The final jQuery 2.0.0 files can be found here on the jQuery CDN:
The files should also be available on the Google and Microsoft CDNs soon, but be patient few days before releasing a storm of impatient tweets. Also remember that production web sites should be requesting a specific version from any CDN; using a non-specific version like
jquery-latest.js is considered harmful to your web site’s health and performance.
Here are some highlights of the changes that jQuery 2.0 brings:
No more support for IE 6/7/8: Remember that this can also affect IE9 and even IE10 if they are used in their ’Compatibility View’ modes that emulate older versions. To prevent these newer IE versions from slipping back into prehistoric modes, we suggest you always use an X-UA-Compatible tag or HTTP header. If you can use the HTTP header it is slightly better for performance because it avoids a potential browser parser restart.

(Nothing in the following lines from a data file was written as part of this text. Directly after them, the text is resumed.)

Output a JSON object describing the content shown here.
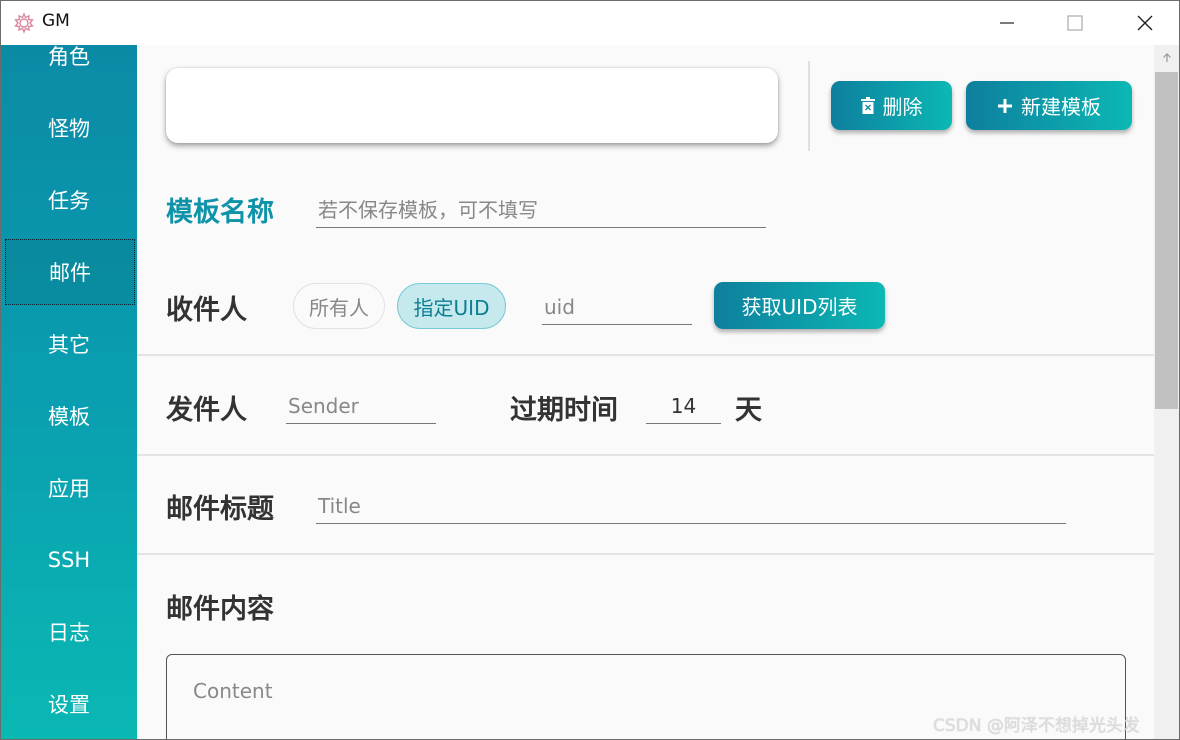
{
  "window": {
    "title": "GM",
    "icon": "gear-flower-icon"
  },
  "sidebar": {
    "items": [
      {
        "label": "角色"
      },
      {
        "label": "怪物"
      },
      {
        "label": "任务"
      },
      {
        "label": "邮件",
        "active": true
      },
      {
        "label": "其它"
      },
      {
        "label": "模板"
      },
      {
        "label": "应用"
      },
      {
        "label": "SSH"
      },
      {
        "label": "日志"
      },
      {
        "label": "设置"
      }
    ]
  },
  "toolbar": {
    "delete_label": "删除",
    "delete_icon": "trash-icon",
    "new_template_label": "新建模板",
    "new_template_icon": "plus-icon"
  },
  "template_name": {
    "label": "模板名称",
    "placeholder": "若不保存模板，可不填写"
  },
  "recipient": {
    "label": "收件人",
    "options": [
      "所有人",
      "指定UID"
    ],
    "selected": "指定UID",
    "uid_placeholder": "uid",
    "get_uid_list_label": "获取UID列表"
  },
  "sender": {
    "label": "发件人",
    "placeholder": "Sender"
  },
  "expiry": {
    "label": "过期时间",
    "value": "14",
    "unit": "天"
  },
  "mail_title": {
    "label": "邮件标题",
    "placeholder": "Title"
  },
  "mail_content": {
    "label": "邮件内容",
    "placeholder": "Content"
  },
  "watermark": "CSDN @阿泽不想掉光头发",
  "colors": {
    "accent_start": "#0e7f9e",
    "accent_end": "#0bb8b4",
    "accent_label": "#0e93a8"
  }
}
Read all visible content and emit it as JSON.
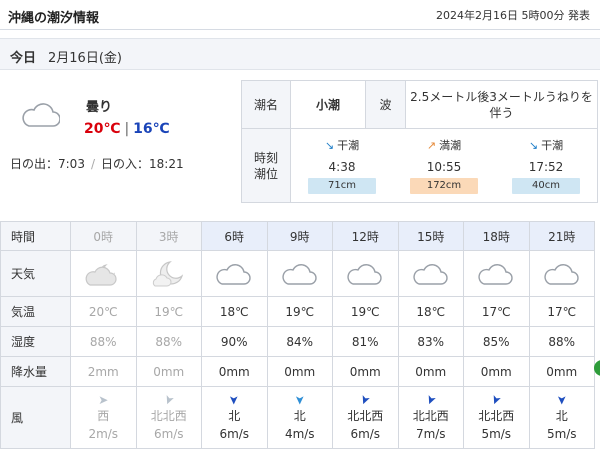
{
  "header": {
    "title": "沖縄の潮汐情報",
    "issued": "2024年2月16日 5時00分 発表"
  },
  "day": {
    "today_label": "今日",
    "date": "2月16日(金)"
  },
  "summary": {
    "weather_icon": "cloud-icon",
    "weather": "曇り",
    "max_temp": "20℃",
    "separator": "|",
    "min_temp": "16℃",
    "sunrise": "日の出：7:03",
    "sunset": "日の入：18:21",
    "colors": {
      "max": "#d9000b",
      "min": "#1a44b8"
    }
  },
  "tide": {
    "tide_label": "潮名",
    "tide_name": "小潮",
    "wave_label": "波",
    "wave_text": "2.5メートル後3メートルうねりを伴う",
    "time_label_1": "時刻",
    "time_label_2": "潮位",
    "entries": [
      {
        "type": "干潮",
        "arrow": "↘",
        "time": "4:38",
        "level": "71cm",
        "fill": 0.71,
        "color": "#cfe6f3"
      },
      {
        "type": "満潮",
        "arrow": "↗",
        "time": "10:55",
        "level": "172cm",
        "fill": 1.0,
        "color": "#fbd9b8"
      },
      {
        "type": "干潮",
        "arrow": "↘",
        "time": "17:52",
        "level": "40cm",
        "fill": 0.4,
        "color": "#cfe6f3"
      }
    ]
  },
  "hourly": {
    "labels": {
      "time": "時間",
      "weather": "天気",
      "temp": "気温",
      "humidity": "湿度",
      "precip": "降水量",
      "wind": "風"
    },
    "columns": [
      {
        "hour": "0時",
        "past": true,
        "icon": "cloudy-night-moon-icon",
        "temp": "20℃",
        "humidity": "88%",
        "precip": "2mm",
        "wind_dir": "西",
        "wind_speed": "2m/s",
        "wind_arrow": "➤",
        "wind_rot": 0
      },
      {
        "hour": "3時",
        "past": true,
        "icon": "moon-cloud-icon",
        "temp": "19℃",
        "humidity": "88%",
        "precip": "0mm",
        "wind_dir": "北北西",
        "wind_speed": "6m/s",
        "wind_arrow": "➤",
        "wind_rot": 112
      },
      {
        "hour": "6時",
        "past": false,
        "icon": "cloud-icon",
        "temp": "18℃",
        "humidity": "90%",
        "precip": "0mm",
        "wind_dir": "北",
        "wind_speed": "6m/s",
        "wind_arrow": "➤",
        "wind_rot": 90
      },
      {
        "hour": "9時",
        "past": false,
        "icon": "cloud-icon",
        "temp": "19℃",
        "humidity": "84%",
        "precip": "0mm",
        "wind_dir": "北",
        "wind_speed": "4m/s",
        "wind_arrow": "➤",
        "wind_rot": 90
      },
      {
        "hour": "12時",
        "past": false,
        "icon": "cloud-icon",
        "temp": "19℃",
        "humidity": "81%",
        "precip": "0mm",
        "wind_dir": "北北西",
        "wind_speed": "6m/s",
        "wind_arrow": "➤",
        "wind_rot": 112
      },
      {
        "hour": "15時",
        "past": false,
        "icon": "cloud-icon",
        "temp": "18℃",
        "humidity": "83%",
        "precip": "0mm",
        "wind_dir": "北北西",
        "wind_speed": "7m/s",
        "wind_arrow": "➤",
        "wind_rot": 112
      },
      {
        "hour": "18時",
        "past": false,
        "icon": "cloud-icon",
        "temp": "17℃",
        "humidity": "85%",
        "precip": "0mm",
        "wind_dir": "北北西",
        "wind_speed": "5m/s",
        "wind_arrow": "➤",
        "wind_rot": 112
      },
      {
        "hour": "21時",
        "past": false,
        "icon": "cloud-icon",
        "temp": "17℃",
        "humidity": "88%",
        "precip": "0mm",
        "wind_dir": "北",
        "wind_speed": "5m/s",
        "wind_arrow": "➤",
        "wind_rot": 90
      }
    ]
  }
}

Reduced size: The final 2.0.0 file is 12 percent smaller than the 1.9.1 file, thanks to the elimination of patches that were only needed for IE 6, 7, and 8. We had hoped to remove even more code and increase performance, but older Android/WebKit 2.x browsers are now the weakest link. We’re carefully watching Android 2.x market share to determine when we can cross it off the support list, and don’t expect it to take very long.
Custom builds for even smaller files: This feature has been greatly refined and extended since its debut in jQuery 1.8. You can now exclude combinations of 12 different modules to create a custom version that is even smaller. A new minimal selector engine, basically a thin wrapper around the browser’s
querySelectorAll API, lets you shrink the build to less than 10KB when minified and gzipped. See the README for instructions on how to create a custom build, and remember that any plugins you use will also need to stick to the subset you select.